On a smaller scale, I’ll also remember it as the year all my appliances died.
The first two appliances went early in the year. When I went out looking for replacements, I was all but assaulted by salespeople eager to show me products, answer my questions and go over specs and warranties. A sign of the times; customers were in short supply and service was at an all-time high.
My refrigerator and dishwasher died just before Thanksgiving. However, this time, my trip to a local home center was far less satisfying. The store was crowded, the wait for help endless and the salespeople seemed to take the crowds as a sign that it was okay to be rude to the customers.
Neither did the place seem prepared for the holiday rush; Nearly every advertised sale product was out of stock. While I found this encouraging from an industry perspective, I was less than pleased from the consumer perspective – especially when they tried to sell me lower-quality products that were not on sale, and that cost far more than the advertised deals I’d come for.
After being told that one product was out of stock “indefinitely,” I went home to find 46 of them available on the Web site (including more than a dozen in the very store that swore they didn’t have any).
I called the manager who never returned my call. I tried to buy it through the Web site, but was unable to get the free financing online. I called the store again, where I was directed to a credit department (which “didn’t handle that”) and a customer service line (which was already closed). I went back to the store, but the computers were down.
By Sunday, I’d spent three days trying to spend several thousand dollars and still had no appliances. At this point, I gave up – the home center clearly didn’t want my business.
And then it occurred to me: This company had learned nothing from the Great Recession.
Thankfully, most kitchen and bath professionals are smarter than that. Over the past few years, many have been forced to employ more creative marketing strategies, out-of-the-box sales techniques and above-and-beyond customer service to entice spending-shy customers. And while things are finally getting better, many are still taking advantage of the creative strategies and superior service that helped them survive when so many others were closing their doors.
This month, we talked with a few of these dealers and designers about tactics they employed to weather the recession, and lessons they learned as a result (see Bouncing Back).
There was the dealer who recognized a new gender trend: Men were more optimistic and more likely to spend than women. With this in mind, she created a promotion giving away a “man cave,” which not only drew male prospects, but also gave female prospects a way to encourage less-than-enthusiastic spouses to come down to see their offerings.
Then there was the dealer who decided to invest in sponsoring high-end charity and arts events at a time when most people were pulling out of such community happenings.
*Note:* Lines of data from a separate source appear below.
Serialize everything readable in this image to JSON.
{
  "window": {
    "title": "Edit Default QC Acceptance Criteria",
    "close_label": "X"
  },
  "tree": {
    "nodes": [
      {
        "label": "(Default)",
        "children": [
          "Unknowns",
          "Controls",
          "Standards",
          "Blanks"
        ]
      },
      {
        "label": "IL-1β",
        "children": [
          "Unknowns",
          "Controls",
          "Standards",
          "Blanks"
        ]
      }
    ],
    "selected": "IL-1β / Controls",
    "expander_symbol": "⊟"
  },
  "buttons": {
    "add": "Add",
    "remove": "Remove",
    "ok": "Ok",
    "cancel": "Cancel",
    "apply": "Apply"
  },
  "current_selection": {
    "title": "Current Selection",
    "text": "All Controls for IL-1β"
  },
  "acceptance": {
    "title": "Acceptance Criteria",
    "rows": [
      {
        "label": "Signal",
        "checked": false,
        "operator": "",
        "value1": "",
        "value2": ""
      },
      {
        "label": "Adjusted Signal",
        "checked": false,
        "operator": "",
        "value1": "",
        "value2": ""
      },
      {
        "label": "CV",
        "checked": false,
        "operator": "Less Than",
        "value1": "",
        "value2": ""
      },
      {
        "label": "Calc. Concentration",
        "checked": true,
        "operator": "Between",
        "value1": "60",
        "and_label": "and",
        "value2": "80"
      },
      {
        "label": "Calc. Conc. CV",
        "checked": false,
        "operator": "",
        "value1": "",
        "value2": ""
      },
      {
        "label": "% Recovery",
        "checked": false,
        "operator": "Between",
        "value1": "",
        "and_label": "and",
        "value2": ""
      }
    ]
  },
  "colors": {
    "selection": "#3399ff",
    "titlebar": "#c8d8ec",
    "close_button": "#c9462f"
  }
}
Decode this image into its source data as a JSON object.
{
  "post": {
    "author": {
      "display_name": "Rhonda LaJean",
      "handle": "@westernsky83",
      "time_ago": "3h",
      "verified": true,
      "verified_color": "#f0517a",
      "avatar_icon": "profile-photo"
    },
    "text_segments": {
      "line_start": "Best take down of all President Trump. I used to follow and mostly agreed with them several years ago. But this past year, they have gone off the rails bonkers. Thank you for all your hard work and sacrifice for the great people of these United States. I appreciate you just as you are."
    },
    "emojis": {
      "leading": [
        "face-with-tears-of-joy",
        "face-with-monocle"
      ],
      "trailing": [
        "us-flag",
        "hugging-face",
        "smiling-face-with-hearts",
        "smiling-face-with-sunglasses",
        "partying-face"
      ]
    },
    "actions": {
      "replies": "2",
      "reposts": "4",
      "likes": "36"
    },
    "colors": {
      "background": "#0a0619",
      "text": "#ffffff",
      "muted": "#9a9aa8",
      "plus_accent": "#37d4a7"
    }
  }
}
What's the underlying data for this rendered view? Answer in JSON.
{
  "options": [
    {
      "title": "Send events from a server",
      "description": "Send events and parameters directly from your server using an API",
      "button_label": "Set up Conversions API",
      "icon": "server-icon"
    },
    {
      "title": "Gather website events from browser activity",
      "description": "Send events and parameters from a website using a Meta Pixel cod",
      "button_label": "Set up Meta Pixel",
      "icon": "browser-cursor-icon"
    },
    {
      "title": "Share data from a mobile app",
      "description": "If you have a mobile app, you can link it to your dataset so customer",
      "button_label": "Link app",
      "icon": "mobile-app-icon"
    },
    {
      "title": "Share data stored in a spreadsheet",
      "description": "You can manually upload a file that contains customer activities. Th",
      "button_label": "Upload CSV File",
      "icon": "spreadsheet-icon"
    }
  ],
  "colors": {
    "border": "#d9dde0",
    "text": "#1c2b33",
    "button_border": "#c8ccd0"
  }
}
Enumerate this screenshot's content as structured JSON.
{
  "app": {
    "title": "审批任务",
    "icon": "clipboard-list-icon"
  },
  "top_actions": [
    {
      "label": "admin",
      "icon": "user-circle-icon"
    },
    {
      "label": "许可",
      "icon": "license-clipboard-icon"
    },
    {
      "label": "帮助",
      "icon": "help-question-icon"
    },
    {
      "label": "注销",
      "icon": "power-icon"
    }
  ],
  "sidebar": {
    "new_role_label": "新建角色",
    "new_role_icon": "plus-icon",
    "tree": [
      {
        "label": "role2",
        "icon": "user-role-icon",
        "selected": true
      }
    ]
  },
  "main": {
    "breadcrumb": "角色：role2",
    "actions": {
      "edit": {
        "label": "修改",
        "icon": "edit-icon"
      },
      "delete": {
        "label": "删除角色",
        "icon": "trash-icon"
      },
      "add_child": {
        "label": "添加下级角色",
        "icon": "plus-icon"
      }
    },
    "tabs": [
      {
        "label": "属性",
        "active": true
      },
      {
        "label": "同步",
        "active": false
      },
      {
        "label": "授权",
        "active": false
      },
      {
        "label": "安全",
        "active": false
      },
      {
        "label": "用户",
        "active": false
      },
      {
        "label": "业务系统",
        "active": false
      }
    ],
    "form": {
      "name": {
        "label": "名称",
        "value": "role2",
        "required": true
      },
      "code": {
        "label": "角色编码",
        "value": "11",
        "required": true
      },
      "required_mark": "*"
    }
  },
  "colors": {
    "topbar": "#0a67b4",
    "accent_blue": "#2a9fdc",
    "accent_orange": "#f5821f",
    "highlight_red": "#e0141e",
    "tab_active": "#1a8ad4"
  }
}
As a result, the firm gained recognition in the community, which continues to pay dividends today.
Still others focused on doing smaller jobs – countertop replacements, hardware upgrades and the like – which broadened their potential audience and sometimes led to bigger jobs.
But now that things are finally beginning to look up, dealers and designers will face new challenges. Chief among them will be employing what they’ve learned during the tough times to continue to grow their sales, client base and word of mouth.
Sure, when people are coming through the doors again, it’s tempting to forego the serious brain wracking required to come up with creative promotions, or ignore the client who wants a simple countertop replacement.
Yet these aren’t just things you do to get people in the door when times are tough. You do these things year round, in good times and bad, to build your sales, your reputation and your brand.